The main objective of the dissemination activities of FRESHMON were to build-up user awareness, acceptance and adoption of the FRESHMON services by active promotion.
In order to disseminate the developed services, products and results, the FRESHMON consortium
• Actively participated in several user conferences with common user-project-partner oral presentations and posters
• Created promotion materials, like FRESHMON Service Portfolio, FRESHMON Flyer, FRESHMON Policy Brief, FRESHMON Position Paper (all available on www.freshmon.eu/downloads)
• Published several articles in scientific and public press
• Generated in cooperation with the German Aerospace Center and ESA a FRESHMON movie (available on www.freshmon.eu/downloads)
• Contributed to the White Paper on COPERNICUS Inland-Water Services: Pan-European Inland Water Quality Monitoring Service (available upon request)
• Promoted FRESHMON services and products in various occasions like exhibitions, general community assemblies etc.
Exploitation of results
In the frame of FRESHMON, new capabilities were developed to monitor freshwater systems with improved technology, harmonized products and metadata, to evaluate and aggregate products, and to serve clients with EO based water quality services. Users were trained, results disseminated and trust into the new information technology was created.
As part of the scientific exploitation, the FRESHMON outcomes are currently taken up by various research projects to further improve the EO technologies (e.g. the EC FP7 projects GLaSS and INFORM, or national projects and EPFL Lausanne established a new remote sensing group).
The service infrastructure established by FRESHMON shall be maintained to attract and guide new users, and serve them from the partners of the consortium.
Most relevant, the commercial exploitation of the project outcomes accelerated significantly with project completion:
• Service providers register and follow an increasing number of requests from various client groups (water agencies and authorities, commercial water suppliers, dam-operators, governmental GIS and GEO-IT-infrastructure providers, …) to provide EO services.
• Service providers change the production from project driven to trans-national off-the-shelf production, which allow a very cost-effective and flexible access to harmonized high-resolution products for clients. We expect that his paradigm change will significantly decrease barriers to use EO based services and increase the exploitation. As result of this off-the-shelf production, e.g. EOMAP launch the web shop to access to daily updated water and bathymetry products on trans-national level in February 2014.
• Service providers work now with several water agencies on the conception to integrate the new EO monitoring capabilities into the governmental workflows, including the creation of customizing and aggregation the requested information for reporting.
• The consortium also support the European Commission and the national stakeholder to setup a Pan-European Copernicus Water Quality Service for the EC member states.

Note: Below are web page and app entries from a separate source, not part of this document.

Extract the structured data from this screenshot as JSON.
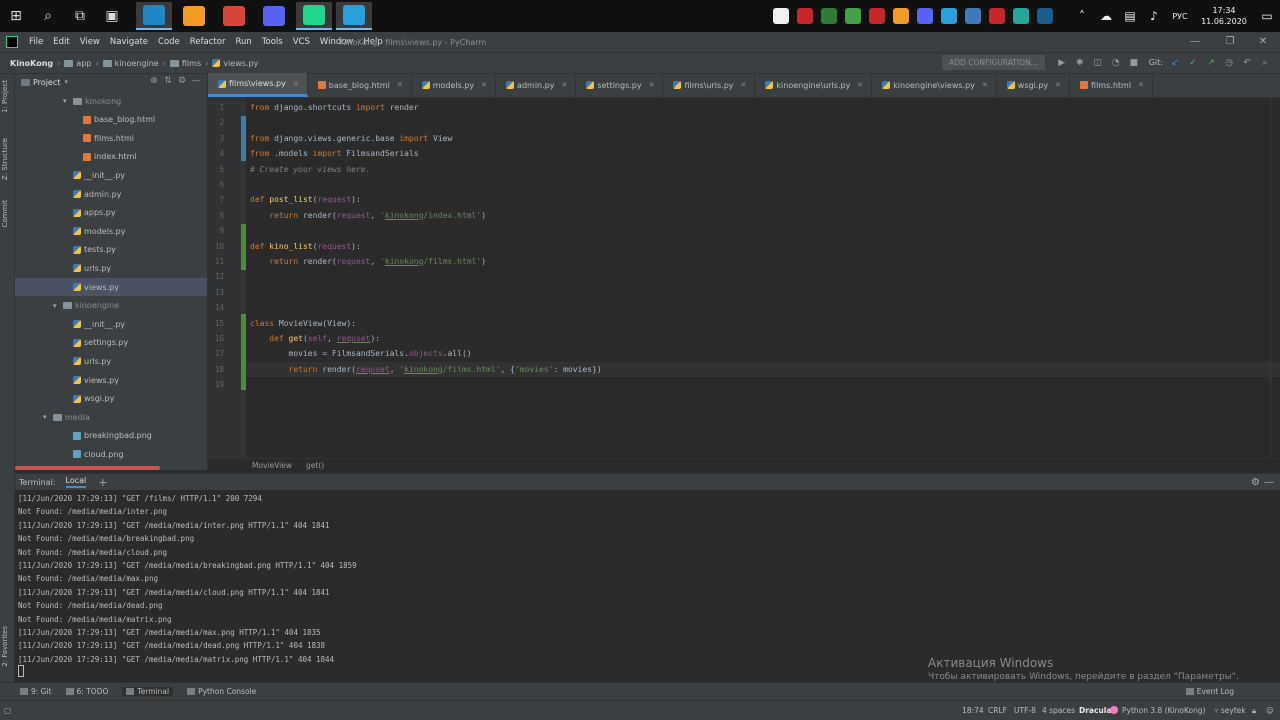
{
  "taskbar": {
    "apps": [
      {
        "name": "outlook",
        "color": "#1e88c7",
        "active": true
      },
      {
        "name": "sublime",
        "color": "#f29b24",
        "active": false
      },
      {
        "name": "chrome",
        "color": "#d9463c",
        "active": false
      },
      {
        "name": "discord",
        "color": "#5865f2",
        "active": false
      },
      {
        "name": "pycharm",
        "color": "#21d789",
        "active": true
      },
      {
        "name": "telegram",
        "color": "#2aa0da",
        "active": true
      }
    ],
    "tray_icons": [
      {
        "name": "file",
        "color": "#f0f0f0"
      },
      {
        "name": "snipping",
        "color": "#c62828"
      },
      {
        "name": "fps",
        "color": "#2e7d32"
      },
      {
        "name": "xbox",
        "color": "#43a047"
      },
      {
        "name": "dota",
        "color": "#c62828"
      },
      {
        "name": "sublime",
        "color": "#f29b24"
      },
      {
        "name": "discord",
        "color": "#5865f2"
      },
      {
        "name": "telegram",
        "color": "#2aa0da"
      },
      {
        "name": "python",
        "color": "#3d7ab8"
      },
      {
        "name": "aida64",
        "color": "#c62828"
      },
      {
        "name": "app-green",
        "color": "#26a69a"
      },
      {
        "name": "steam",
        "color": "#1b5f8a"
      }
    ],
    "language": "РУС",
    "time": "17:34",
    "date": "11.06.2020"
  },
  "menubar": {
    "items": [
      "File",
      "Edit",
      "View",
      "Navigate",
      "Code",
      "Refactor",
      "Run",
      "Tools",
      "VCS",
      "Window",
      "Help"
    ],
    "title": "KinoKong - films\\views.py - PyCharm"
  },
  "navbar": {
    "crumbs": [
      "KinoKong",
      "app",
      "kinoengine",
      "films",
      "views.py"
    ],
    "add_config": "ADD CONFIGURATION...",
    "git_label": "Git:"
  },
  "sidestrip": {
    "project": "1: Project",
    "structure": "Z: Structure",
    "commit": "Commit",
    "favorites": "2: Favorites"
  },
  "project_panel": {
    "title": "Project",
    "tree": [
      {
        "label": "kinokong",
        "type": "folder",
        "depth": 2,
        "expanded": true
      },
      {
        "label": "base_blog.html",
        "type": "html",
        "depth": 3
      },
      {
        "label": "films.html",
        "type": "html",
        "depth": 3
      },
      {
        "label": "index.html",
        "type": "html",
        "depth": 3
      },
      {
        "label": "__init__.py",
        "type": "py",
        "depth": 2
      },
      {
        "label": "admin.py",
        "type": "py",
        "depth": 2
      },
      {
        "label": "apps.py",
        "type": "py",
        "depth": 2
      },
      {
        "label": "models.py",
        "type": "py",
        "depth": 2
      },
      {
        "label": "tests.py",
        "type": "py",
        "depth": 2
      },
      {
        "label": "urls.py",
        "type": "py",
        "depth": 2
      },
      {
        "label": "views.py",
        "type": "py",
        "depth": 2,
        "selected": true
      },
      {
        "label": "kinoengine",
        "type": "folder",
        "depth": 1,
        "expanded": true
      },
      {
        "label": "__init__.py",
        "type": "py",
        "depth": 2
      },
      {
        "label": "settings.py",
        "type": "py",
        "depth": 2
      },
      {
        "label": "urls.py",
        "type": "py",
        "depth": 2
      },
      {
        "label": "views.py",
        "type": "py",
        "depth": 2
      },
      {
        "label": "wsgi.py",
        "type": "py",
        "depth": 2
      },
      {
        "label": "media",
        "type": "folder",
        "depth": 0,
        "expanded": true
      },
      {
        "label": "breakingbad.png",
        "type": "img",
        "depth": 2
      },
      {
        "label": "cloud.png",
        "type": "img",
        "depth": 2
      }
    ]
  },
  "tabs": [
    {
      "label": "films\\views.py",
      "type": "py",
      "active": true
    },
    {
      "label": "base_blog.html",
      "type": "html"
    },
    {
      "label": "models.py",
      "type": "py"
    },
    {
      "label": "admin.py",
      "type": "py"
    },
    {
      "label": "settings.py",
      "type": "py"
    },
    {
      "label": "films\\urls.py",
      "type": "py"
    },
    {
      "label": "kinoengine\\urls.py",
      "type": "py"
    },
    {
      "label": "kinoengine\\views.py",
      "type": "py"
    },
    {
      "label": "wsgi.py",
      "type": "py"
    },
    {
      "label": "films.html",
      "type": "html"
    }
  ],
  "editor": {
    "caret_line": 18,
    "lines": [
      [
        [
          "kw",
          "from "
        ],
        [
          "",
          "django.shortcuts "
        ],
        [
          "kw",
          "import "
        ],
        [
          "",
          "render"
        ]
      ],
      [],
      [
        [
          "kw",
          "from "
        ],
        [
          "",
          "django.views.generic.base "
        ],
        [
          "kw",
          "import "
        ],
        [
          "",
          "View"
        ]
      ],
      [
        [
          "kw",
          "from "
        ],
        [
          "",
          ".models "
        ],
        [
          "kw",
          "import "
        ],
        [
          "",
          "FilmsandSerials"
        ]
      ],
      [
        [
          "cmt",
          "# Create your views here."
        ]
      ],
      [],
      [
        [
          "kw",
          "def "
        ],
        [
          "fn",
          "post_list"
        ],
        [
          "",
          "("
        ],
        [
          "prm",
          "request"
        ],
        [
          "",
          "):"
        ]
      ],
      [
        [
          "",
          "    "
        ],
        [
          "kw",
          "return "
        ],
        [
          "",
          "render("
        ],
        [
          "prm",
          "request"
        ],
        [
          "",
          ", "
        ],
        [
          "str",
          "'"
        ],
        [
          "str und",
          "kinokong"
        ],
        [
          "str",
          "/index.html'"
        ],
        [
          "",
          ")"
        ]
      ],
      [],
      [
        [
          "kw",
          "def "
        ],
        [
          "fn",
          "kino_list"
        ],
        [
          "",
          "("
        ],
        [
          "prm",
          "request"
        ],
        [
          "",
          "):"
        ]
      ],
      [
        [
          "",
          "    "
        ],
        [
          "kw",
          "return "
        ],
        [
          "",
          "render("
        ],
        [
          "prm",
          "request"
        ],
        [
          "",
          ", "
        ],
        [
          "str",
          "'"
        ],
        [
          "str und",
          "kinokong"
        ],
        [
          "str",
          "/films.html'"
        ],
        [
          "",
          ")"
        ]
      ],
      [],
      [],
      [],
      [
        [
          "kw",
          "class "
        ],
        [
          "",
          "MovieView(View):"
        ]
      ],
      [
        [
          "",
          "    "
        ],
        [
          "kw",
          "def "
        ],
        [
          "fn",
          "get"
        ],
        [
          "",
          "("
        ],
        [
          "prm",
          "self"
        ],
        [
          "",
          ", "
        ],
        [
          "prm und",
          "requset"
        ],
        [
          "",
          "):"
        ]
      ],
      [
        [
          "",
          "        movies = FilmsandSerials."
        ],
        [
          "prm",
          "objects"
        ],
        [
          "",
          ".all()"
        ]
      ],
      [
        [
          "",
          "        "
        ],
        [
          "kw",
          "return "
        ],
        [
          "",
          "render("
        ],
        [
          "prm und",
          "requset"
        ],
        [
          "",
          ", "
        ],
        [
          "str",
          "'"
        ],
        [
          "str und",
          "kinokong"
        ],
        [
          "str",
          "/films.html'"
        ],
        [
          "",
          ", {"
        ],
        [
          "str",
          "'movies'"
        ],
        [
          "",
          ": movies})"
        ]
      ],
      []
    ]
  },
  "editor_crumbs": [
    "MovieView",
    "get()"
  ],
  "terminal": {
    "title": "Terminal:",
    "tab": "Local",
    "lines": [
      "[11/Jun/2020 17:29:13] \"GET /films/ HTTP/1.1\" 200 7294",
      "Not Found: /media/media/inter.png",
      "[11/Jun/2020 17:29:13] \"GET /media/media/inter.png HTTP/1.1\" 404 1841",
      "Not Found: /media/media/breakingbad.png",
      "Not Found: /media/media/cloud.png",
      "[11/Jun/2020 17:29:13] \"GET /media/media/breakingbad.png HTTP/1.1\" 404 1859",
      "Not Found: /media/media/max.png",
      "[11/Jun/2020 17:29:13] \"GET /media/media/cloud.png HTTP/1.1\" 404 1841",
      "Not Found: /media/media/dead.png",
      "Not Found: /media/media/matrix.png",
      "[11/Jun/2020 17:29:13] \"GET /media/media/max.png HTTP/1.1\" 404 1835",
      "[11/Jun/2020 17:29:13] \"GET /media/media/dead.png HTTP/1.1\" 404 1838",
      "[11/Jun/2020 17:29:13] \"GET /media/media/matrix.png HTTP/1.1\" 404 1844"
    ]
  },
  "activation": {
    "title": "Активация Windows",
    "subtitle": "Чтобы активировать Windows, перейдите в раздел \"Параметры\"."
  },
  "bottom_tools": {
    "git": "9: Git",
    "todo": "6: TODO",
    "terminal": "Terminal",
    "python_console": "Python Console",
    "event_log": "Event Log"
  },
  "status": {
    "position": "18:74",
    "line_sep": "CRLF",
    "encoding": "UTF-8",
    "indent": "4 spaces",
    "theme": "Dracula",
    "interpreter": "Python 3.8 (KinoKong)",
    "branch": "seytek"
  }
}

• The upcoming Sentinel-2 and 3 satellites will dramatically foster the exploitation of FRESHMON into various vertical sectors, if the EC supports

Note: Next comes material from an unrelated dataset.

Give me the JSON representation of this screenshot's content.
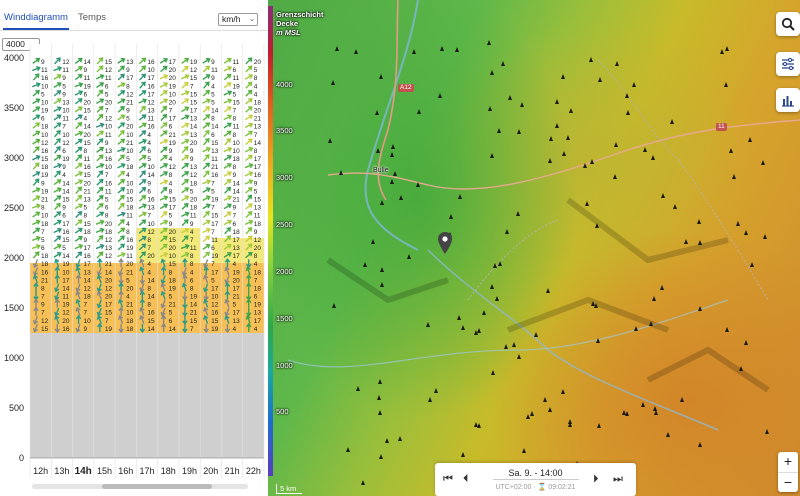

a) Data policies and the suitable technical infrastructures to access the satellite data, that will allow an unlimited, operational fast and efficient access and

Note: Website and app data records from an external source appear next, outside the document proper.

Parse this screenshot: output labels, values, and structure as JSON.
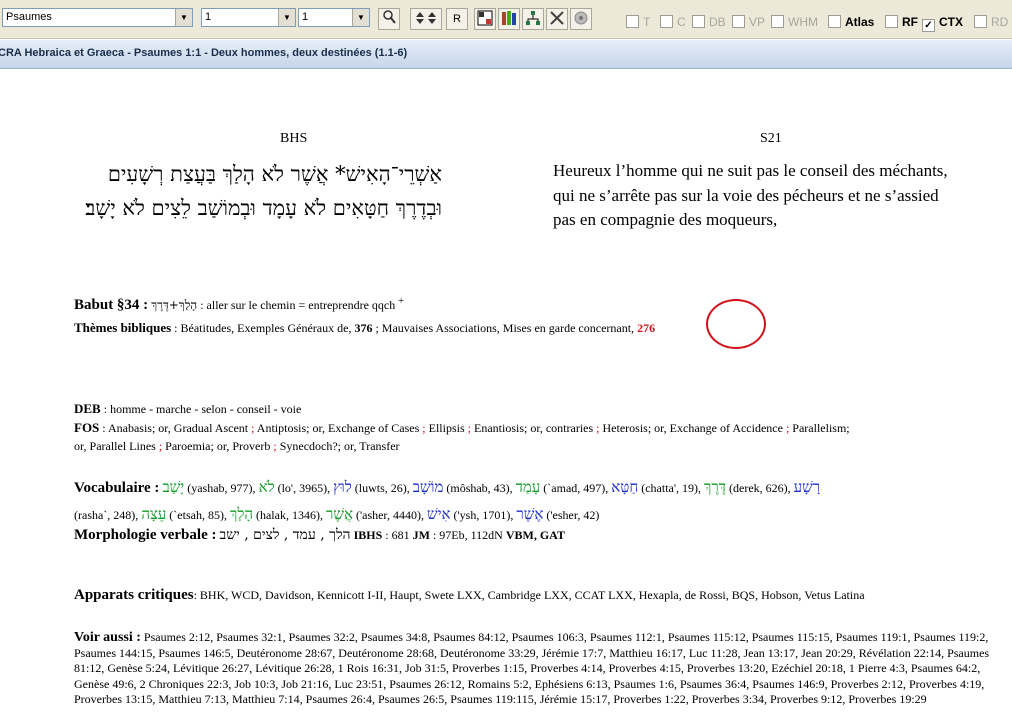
{
  "toolbar": {
    "book_combo": "Psaumes",
    "chapter_combo": "1",
    "verse_combo": "1",
    "r_button": "R",
    "checkboxes": [
      {
        "label": "T",
        "checked": false,
        "enabled": false
      },
      {
        "label": "C",
        "checked": false,
        "enabled": false
      },
      {
        "label": "DB",
        "checked": false,
        "enabled": false
      },
      {
        "label": "VP",
        "checked": false,
        "enabled": false
      },
      {
        "label": "WHM",
        "checked": false,
        "enabled": false
      },
      {
        "label": "Atlas",
        "checked": false,
        "enabled": true
      },
      {
        "label": "RF",
        "checked": false,
        "enabled": true
      },
      {
        "label": "CTX",
        "checked": true,
        "enabled": true
      },
      {
        "label": "RD",
        "checked": false,
        "enabled": false
      }
    ]
  },
  "titlebar": {
    "title": "CRA Hebraica et Graeca - Psaumes 1:1 - Deux hommes, deux destinées (1.1-6)"
  },
  "columns": {
    "left_header": "BHS",
    "right_header": "S21",
    "hebrew_line1": "אַשְׁרֵי־הָאִישׁ* אֲשֶׁר לֹא הָלַךְ בַּעֲצַת רְשָׁעִים",
    "hebrew_line2": "וּבְדֶרֶךְ חַטָּאִים לֹא עָמָד וּבְמוֹשַׁב לֵצִים לֹא יָשָׁב׃",
    "french_line1": "Heureux l’homme qui ne suit pas le conseil des méchants,",
    "french_line2": "qui ne s’arrête pas sur la voie des pécheurs et ne s’assied",
    "french_line3": "pas en compagnie des moqueurs,"
  },
  "babut": {
    "label": "Babut §34 :",
    "hebrew": "הָלַךְ+דֶּרֶךְ",
    "text": ": aller sur le chemin = entreprendre qqch",
    "sup": "+"
  },
  "themes": {
    "label": "Thèmes bibliques",
    "text1": ": Béatitudes, Exemples Généraux de,",
    "num1": "376",
    "text2": "; Mauvaises Associations, Mises en garde concernant,",
    "num2": "276"
  },
  "deb": {
    "label": "DEB",
    "text": ": homme - marche - selon - conseil - voie"
  },
  "fos": {
    "label": "FOS",
    "items": [
      ": Anabasis; or, Gradual Ascent",
      "Antiptosis; or, Exchange of Cases",
      "Ellipsis",
      "Enantiosis; or, contraries",
      "Heterosis; or, Exchange of Accidence",
      "Parallelism;",
      "or, Parallel Lines",
      "Paroemia; or, Proverb",
      "Synecdoch?; or, Transfer"
    ]
  },
  "vocabulaire": {
    "label": "Vocabulaire :",
    "items": [
      {
        "heb": "יָשַׁב",
        "tr": "(yashab, 977),",
        "color": "grn"
      },
      {
        "heb": "לֹא",
        "tr": "(lo', 3965),",
        "color": "grn"
      },
      {
        "heb": "לוּץ",
        "tr": "(luwts, 26),",
        "color": "blu"
      },
      {
        "heb": "מוֹשָׁב",
        "tr": "(môshab, 43),",
        "color": "blu"
      },
      {
        "heb": "עָמַד",
        "tr": "(`amad, 497),",
        "color": "grn"
      },
      {
        "heb": "חַטָּא",
        "tr": "(chatta', 19),",
        "color": "blu"
      },
      {
        "heb": "דֶּרֶךְ",
        "tr": "(derek, 626),",
        "color": "grn"
      },
      {
        "heb": "רָשָׁע",
        "tr": "(rasha`, 248),",
        "color": "blu"
      },
      {
        "heb": "עֵצָה",
        "tr": "(`etsah, 85),",
        "color": "grn"
      },
      {
        "heb": "הָלַךְ",
        "tr": "(halak, 1346),",
        "color": "grn"
      },
      {
        "heb": "אֲשֶׁר",
        "tr": "('asher, 4440),",
        "color": "grn"
      },
      {
        "heb": "אִישׁ",
        "tr": "('ysh, 1701),",
        "color": "blu"
      },
      {
        "heb": "אֶשֶׁר",
        "tr": "('esher, 42)",
        "color": "blu"
      }
    ]
  },
  "morphologie": {
    "label": "Morphologie verbale :",
    "heb": "הלך , עמד , לצים , ישב",
    "ibhs_label": "IBHS",
    "ibhs": ": 681",
    "jm_label": "JM",
    "jm": ": 97Eb, 112dN",
    "vbm": "VBM,",
    "gat": "GAT"
  },
  "apparats": {
    "label": "Apparats critiques",
    "text": ": BHK, WCD, Davidson, Kennicott I-II, Haupt, Swete LXX, Cambridge LXX, CCAT LXX, Hexapla, de Rossi, BQS, Hobson, Vetus Latina"
  },
  "voir_aussi": {
    "label": "Voir aussi :",
    "refs": "Psaumes 2:12, Psaumes 32:1, Psaumes 32:2, Psaumes 34:8, Psaumes 84:12, Psaumes 106:3, Psaumes 112:1, Psaumes 115:12, Psaumes 115:15, Psaumes 119:1, Psaumes 119:2, Psaumes 144:15, Psaumes 146:5, Deutéronome 28:67, Deutéronome 28:68, Deutéronome 33:29, Jérémie 17:7, Matthieu 16:17, Luc 11:28, Jean 13:17, Jean 20:29, Révélation 22:14, Psaumes 81:12, Genèse 5:24, Lévitique 26:27, Lévitique 26:28, 1 Rois 16:31, Job 31:5, Proverbes 1:15, Proverbes 4:14, Proverbes 4:15, Proverbes 13:20, Ezéchiel 20:18, 1 Pierre 4:3, Psaumes 64:2, Genèse 49:6, 2 Chroniques 22:3, Job 10:3, Job 21:16, Luc 23:51, Psaumes 26:12, Romains 5:2, Ephésiens 6:13, Psaumes 1:6, Psaumes 36:4, Psaumes 146:9, Proverbes 2:12, Proverbes 4:19, Proverbes 13:15, Matthieu 7:13, Matthieu 7:14, Psaumes 26:4, Psaumes 26:5, Psaumes 119:115, Jérémie 15:17, Proverbes 1:22, Proverbes 3:34, Proverbes 9:12, Proverbes 19:29"
  },
  "colors": {
    "red": "#d0131a",
    "green": "#119a26",
    "blue": "#1b2cc8",
    "annotation": "#d0131a"
  }
}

b) Rules with transparent separation between downstream services and public core services (e.g. in terms of provided resolutions), to guaranty the exploitation of commercial driven investments into the sustainable technology and market development.
• Pushed by a free market economy, we expect a worldwide exploitation of the new technologies due to the significant demand of a large number of non-European countries on harmonized and area wide water quality information. E.g. EOMAP already invested in non-European affiliates to exploit the FRESHMON supported water quality monitoring technologies in Asia, Australia and America.
List of Websites: